Lake City, doesn't get a lot of attention. And after losing guard
Jaycee Carroll, an AP honorable mention All-American, the Aggies
weren't expected to be here, let alone in position for the best
season in school history.

"I'm more excited about that than even being ranked in the
Top-25," forward Gary Wilkinson said. "We've got to keep that
moving forward as well. Winning 21 of your first 22 games is pretty

Wilkinson is the only senior on the team. There are only three
juniors on the roster and three of the starters are sophomores.

The Aggies are often overshadowed in the state by BYU and Utah,
but they have had much more consistency than the Cougars or Utes
over the last 10 years.

Utah State has already clinched its 10th straight 20-win season,
reaching 21 before February. The school record of 28 and even
reaching 30 wins are possibilities. Utah State has nine regular
season games remaining, followed by the WAC tournament and,
barring a major collapse, the NCAA tournament.

The Aggies have gone to the NIT the last two seasons and are
hoping to get back to the NCAA tournament for the first time since

Morrill, who last season became the winningest coach in school
history, said so far the Aggies have played just well enough to
win, even during their most unlucky moments. Fresno State's
Sylvester Seay hit a 75-foot shot at the buzzer to force overtime
on Saturday, but the Aggies overcame the shock and won 83-77.

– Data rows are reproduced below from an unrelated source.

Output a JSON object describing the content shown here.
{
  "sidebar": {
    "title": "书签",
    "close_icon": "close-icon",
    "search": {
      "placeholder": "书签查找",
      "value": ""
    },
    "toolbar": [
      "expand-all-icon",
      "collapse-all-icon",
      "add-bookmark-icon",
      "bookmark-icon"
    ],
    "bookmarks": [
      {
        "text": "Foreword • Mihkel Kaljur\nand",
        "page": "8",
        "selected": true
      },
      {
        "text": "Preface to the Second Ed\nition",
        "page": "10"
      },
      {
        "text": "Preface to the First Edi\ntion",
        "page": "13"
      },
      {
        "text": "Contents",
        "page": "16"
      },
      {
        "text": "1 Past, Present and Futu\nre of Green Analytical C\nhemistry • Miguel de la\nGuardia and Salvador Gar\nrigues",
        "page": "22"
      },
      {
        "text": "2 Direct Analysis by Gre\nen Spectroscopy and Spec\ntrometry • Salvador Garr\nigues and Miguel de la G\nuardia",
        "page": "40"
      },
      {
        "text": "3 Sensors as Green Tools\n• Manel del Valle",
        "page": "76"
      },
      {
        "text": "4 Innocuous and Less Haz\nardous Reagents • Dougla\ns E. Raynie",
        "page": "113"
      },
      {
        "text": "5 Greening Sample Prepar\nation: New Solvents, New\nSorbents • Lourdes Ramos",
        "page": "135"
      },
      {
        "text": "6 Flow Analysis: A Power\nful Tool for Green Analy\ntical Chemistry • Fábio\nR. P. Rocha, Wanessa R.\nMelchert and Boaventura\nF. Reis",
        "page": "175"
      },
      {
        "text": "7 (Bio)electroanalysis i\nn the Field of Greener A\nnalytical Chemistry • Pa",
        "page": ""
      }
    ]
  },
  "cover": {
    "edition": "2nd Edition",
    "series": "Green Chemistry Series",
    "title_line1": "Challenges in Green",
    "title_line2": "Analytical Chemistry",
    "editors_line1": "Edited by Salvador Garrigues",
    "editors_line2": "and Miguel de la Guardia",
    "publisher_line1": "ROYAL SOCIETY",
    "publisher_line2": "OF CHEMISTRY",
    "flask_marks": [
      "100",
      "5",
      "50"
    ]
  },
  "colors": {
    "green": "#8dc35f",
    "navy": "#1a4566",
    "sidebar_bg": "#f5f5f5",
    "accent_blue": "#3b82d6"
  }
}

Utah State's only loss this season was to BYU, 68-63 on Dec. 6
in Salt Lake City.

Morrill said the Aggies have avoided looking ahead throughout
the streak, which is the third-longest in school history. He wants
that to continue through March, or the great start could become a
disappointing finish.

"What I expect from every team is to bust their tail, get
better and be coachable," Morrill said. "The players say that I
keep them grounded. That's good to know. That's my job."

Wilkinson, who leads the Aggies in scoring and rebounding, said
Morrill's "get over it" message was typical and expected. The
Aggies haven't had a lot of blowouts during the winning streak and
are averaging a modest 73 points per game.

"I expect that from us as a team," Wilkinson said. "It's
great, but what difference does it make if we lose the next 2-3
games or we don't win a WAC title?"

The Aggies host New Mexico State on Thursday and are at home
again Saturday against Louisiana Tech. Utah State has won 29
straight at the Dee Glenn Smith Spectrum, which will be packed with
rowdy blue-and-white clad fans again this weekend. Although Aggie
fans have had little to cheer about lately during football season,
they make up for it during basketball.

Utah State leads the nation in field goal shooting at 50.7
percent and is holding opponents to about 60 points per game. The
Aggies have been outrebounded in only five games this season and
still been able to win each of them.

"I don't know how to explain it. It's weird. We just seem to
always find a way to win," guard Tai Wesley said. "We seem to
always just come together."